As in last year’s Magneto, the 70 kWh battery is divided into four packages spread around the chassis for a more even weight distribution. Jeep helps to accommodate these packages and the other electrical pieces needed to make the Magneto 2.0 hum, and Jeep has stretched the wheelbase by a full foot (30.5 cm) compared to a standard two-door Wrangler, giving it the proportions that are comparable to an LJ Wrangler Unlimited from 2004-06. Jeep has also added a custom drive axle and off-road suspension when driving a Dynatrac 60 Pro-Rock axle at the front and beefy Dynatrac 80 at the rear. Both axles include differential locks.
Jeep has worked to compensate for a certain weight gain with custom lightweight front and rear bumpers, carbon fiber screens, a custom carbon fiber hood with windows for the e-machinery below and a custom B-pillar in carbon fiber. Approach and departure angles benefit from the new bumpers. A generous rinse of “Surf Blue” color throughout and a custom soft-top gives 2.0 a look that is similar but different from the original Magneto.
Although the Wrangler has served as a loyal mannequin for Jeep’s first exploration of BEV technology and other futuristic endeavors, it will not serve as the subject of Jeep’s first all-electric model. In March, the company showed the first pictures of that vehicle, and it’s a much less robust half-liter crossover that will surely see much more highway miles than terrain in terrain. Jeep plans to launch that model early next year.

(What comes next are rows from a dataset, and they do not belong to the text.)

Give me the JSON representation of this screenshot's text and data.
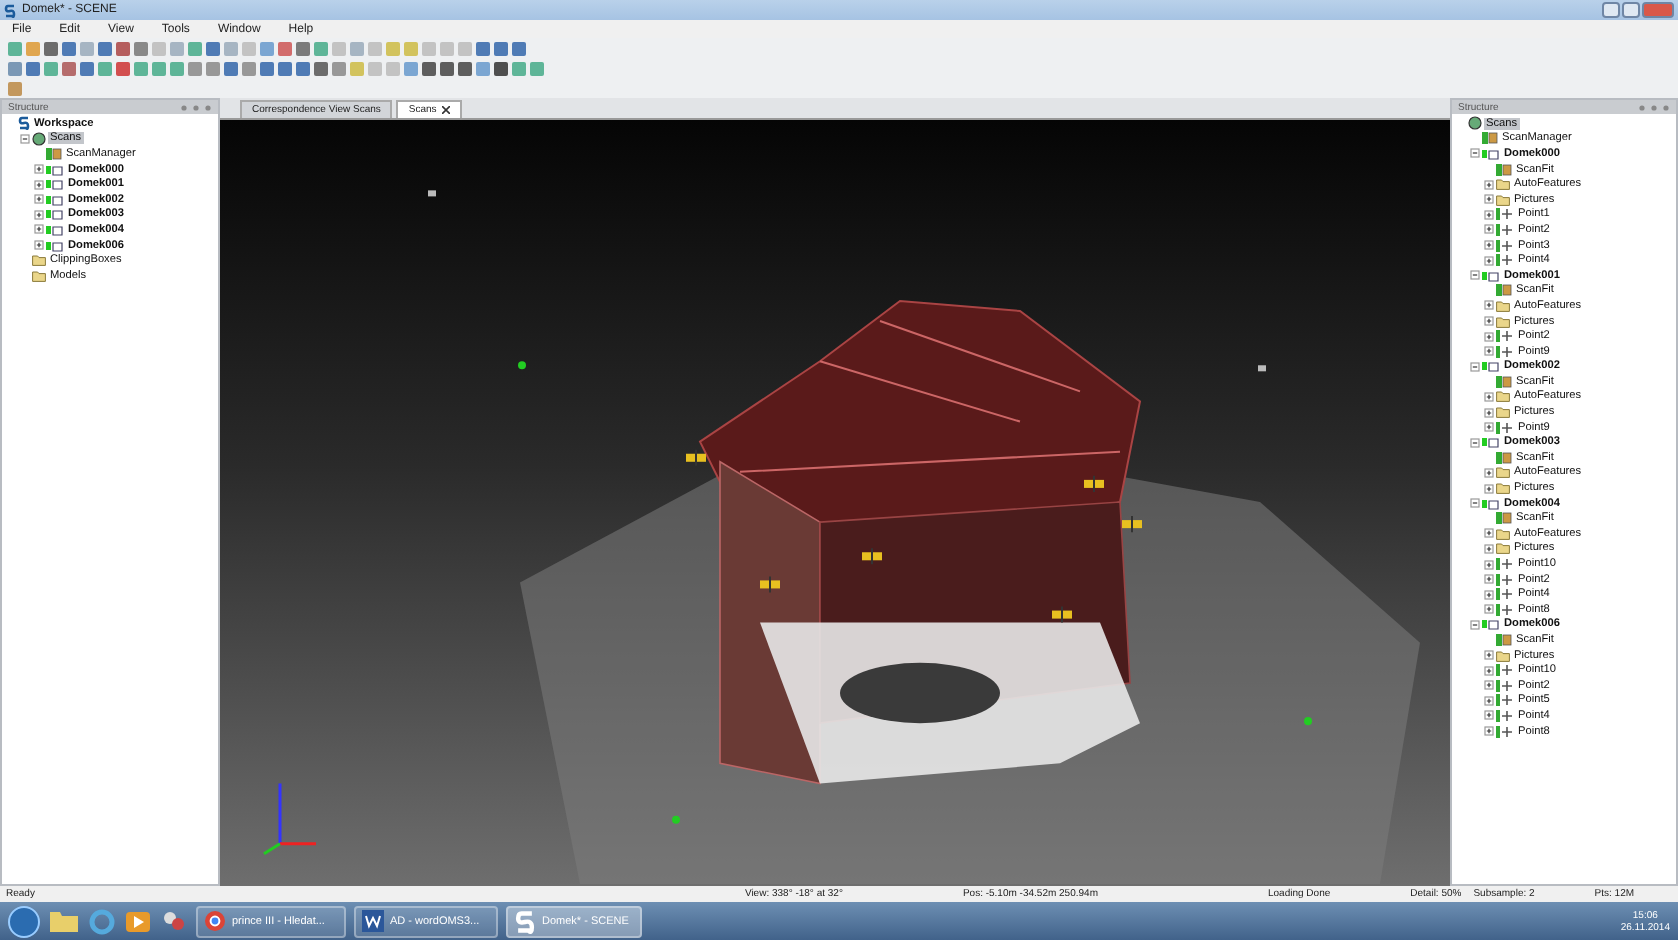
{
  "window": {
    "title": "Domek* - SCENE"
  },
  "menu": [
    "File",
    "Edit",
    "View",
    "Tools",
    "Window",
    "Help"
  ],
  "left_panel": {
    "title": "Structure",
    "tree": [
      {
        "label": "Workspace",
        "kind": "workspace",
        "selected": false,
        "children": [
          {
            "label": "Scans",
            "kind": "scans",
            "expanded": true,
            "selected": true,
            "children": [
              {
                "label": "ScanManager",
                "kind": "manager",
                "selected": false
              },
              {
                "label": "Domek000",
                "kind": "scan",
                "expanded": false,
                "selected": false
              },
              {
                "label": "Domek001",
                "kind": "scan",
                "expanded": false,
                "selected": false
              },
              {
                "label": "Domek002",
                "kind": "scan",
                "expanded": false,
                "selected": false
              },
              {
                "label": "Domek003",
                "kind": "scan",
                "expanded": false,
                "selected": false
              },
              {
                "label": "Domek004",
                "kind": "scan",
                "expanded": false,
                "selected": false
              },
              {
                "label": "Domek006",
                "kind": "scan",
                "expanded": false,
                "selected": false
              }
            ]
          },
          {
            "label": "ClippingBoxes",
            "kind": "folder",
            "selected": false
          },
          {
            "label": "Models",
            "kind": "folder",
            "selected": false
          }
        ]
      }
    ]
  },
  "tabs": [
    {
      "label": "Correspondence View Scans",
      "selected": false
    },
    {
      "label": "Scans",
      "selected": true,
      "closable": true
    }
  ],
  "right_panel": {
    "title": "Structure",
    "tree": [
      {
        "label": "Scans",
        "kind": "scans",
        "selected": true,
        "children": [
          {
            "label": "ScanManager",
            "kind": "manager",
            "selected": false
          },
          {
            "label": "Domek000",
            "kind": "scan",
            "expanded": true,
            "selected": false,
            "children": [
              {
                "label": "ScanFit",
                "kind": "manager",
                "selected": false
              },
              {
                "label": "AutoFeatures",
                "kind": "folder",
                "expanded": false,
                "selected": false
              },
              {
                "label": "Pictures",
                "kind": "folder",
                "expanded": false,
                "selected": false
              },
              {
                "label": "Point1",
                "kind": "point",
                "expanded": false,
                "selected": false
              },
              {
                "label": "Point2",
                "kind": "point",
                "expanded": false,
                "selected": false
              },
              {
                "label": "Point3",
                "kind": "point",
                "expanded": false,
                "selected": false
              },
              {
                "label": "Point4",
                "kind": "point",
                "expanded": false,
                "selected": false
              }
            ]
          },
          {
            "label": "Domek001",
            "kind": "scan",
            "expanded": true,
            "selected": false,
            "children": [
              {
                "label": "ScanFit",
                "kind": "manager",
                "selected": false
              },
              {
                "label": "AutoFeatures",
                "kind": "folder",
                "expanded": false,
                "selected": false
              },
              {
                "label": "Pictures",
                "kind": "folder",
                "expanded": false,
                "selected": false
              },
              {
                "label": "Point2",
                "kind": "point",
                "expanded": false,
                "selected": false
              },
              {
                "label": "Point9",
                "kind": "point",
                "expanded": false,
                "selected": false
              }
            ]
          },
          {
            "label": "Domek002",
            "kind": "scan",
            "expanded": true,
            "selected": false,
            "children": [
              {
                "label": "ScanFit",
                "kind": "manager",
                "selected": false
              },
              {
                "label": "AutoFeatures",
                "kind": "folder",
                "expanded": false,
                "selected": false
              },
              {
                "label": "Pictures",
                "kind": "folder",
                "expanded": false,
                "selected": false
              },
              {
                "label": "Point9",
                "kind": "point",
                "expanded": false,
                "selected": false
              }
            ]
          },
          {
            "label": "Domek003",
            "kind": "scan",
            "expanded": true,
            "selected": false,
            "children": [
              {
                "label": "ScanFit",
                "kind": "manager",
                "selected": false
              },
              {
                "label": "AutoFeatures",
                "kind": "folder",
                "expanded": false,
                "selected": false
              },
              {
                "label": "Pictures",
                "kind": "folder",
                "expanded": false,
                "selected": false
              }
            ]
          },
          {
            "label": "Domek004",
            "kind": "scan",
            "expanded": true,
            "selected": false,
            "children": [
              {
                "label": "ScanFit",
                "kind": "manager",
                "selected": false
              },
              {
                "label": "AutoFeatures",
                "kind": "folder",
                "expanded": false,
                "selected": false
              },
              {
                "label": "Pictures",
                "kind": "folder",
                "expanded": false,
                "selected": false
              },
              {
                "label": "Point10",
                "kind": "point",
                "expanded": false,
                "selected": false
              },
              {
                "label": "Point2",
                "kind": "point",
                "expanded": false,
                "selected": false
              },
              {
                "label": "Point4",
                "kind": "point",
                "expanded": false,
                "selected": false
              },
              {
                "label": "Point8",
                "kind": "point",
                "expanded": false,
                "selected": false
              }
            ]
          },
          {
            "label": "Domek006",
            "kind": "scan",
            "expanded": true,
            "selected": false,
            "children": [
              {
                "label": "ScanFit",
                "kind": "manager",
                "selected": false
              },
              {
                "label": "Pictures",
                "kind": "folder",
                "expanded": false,
                "selected": false
              },
              {
                "label": "Point10",
                "kind": "point",
                "expanded": false,
                "selected": false
              },
              {
                "label": "Point2",
                "kind": "point",
                "expanded": false,
                "selected": false
              },
              {
                "label": "Point5",
                "kind": "point",
                "expanded": false,
                "selected": false
              },
              {
                "label": "Point4",
                "kind": "point",
                "expanded": false,
                "selected": false
              },
              {
                "label": "Point8",
                "kind": "point",
                "expanded": false,
                "selected": false
              }
            ]
          }
        ]
      }
    ]
  },
  "status_bar": [
    "Ready",
    "View: 338° -18° at 32°",
    "Pos: -5.10m -34.52m 250.94m",
    "Loading Done",
    "Detail: 50%",
    "Subsample: 2",
    "Pts: 12M"
  ],
  "taskbar": {
    "buttons": [
      {
        "label": "prince III - Hledat...",
        "kind": "browser",
        "selected": false
      },
      {
        "label": "AD - wordOMS3...",
        "kind": "word",
        "selected": false
      },
      {
        "label": "Domek* - SCENE",
        "kind": "scene",
        "selected": true
      }
    ],
    "time": "15:06",
    "date": "26.11.2014"
  }
}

Magneto 2.0 is joined in Moab by a number of 4xe plug-in hybrid jeeps, including the Grand Cherokee Trailhawk PHEV Concept. Here, Jeep is exploring an expansion of the upcoming Grand Cherokee 4xe line, putting 4xes 2.0-liter turbo four, dual electric motors and 400-V battery packs to work in the most rugged, off-road Grand Cherokee model. Jeep says that the Trailhawk PHEV concept has already taken on the Rubicon tracks in all-electric mode, and relies on a new swingarm disconnection for better suspension on large, punishing stones. It also has a Quadra-Lift air suspension.
Jeep does not mention any production plans for the Grand Cherokee Trailhawk PHEV, but it really seems to be a much more realistic proposal than the average Easter Safari concept.
Dive into the photo gallery to take a look at the other eight brand new and previously shown concepts with which Jeep and Mopar started this year’s Safari. The event officially began on Saturday and runs through Easter Sunday, April 17.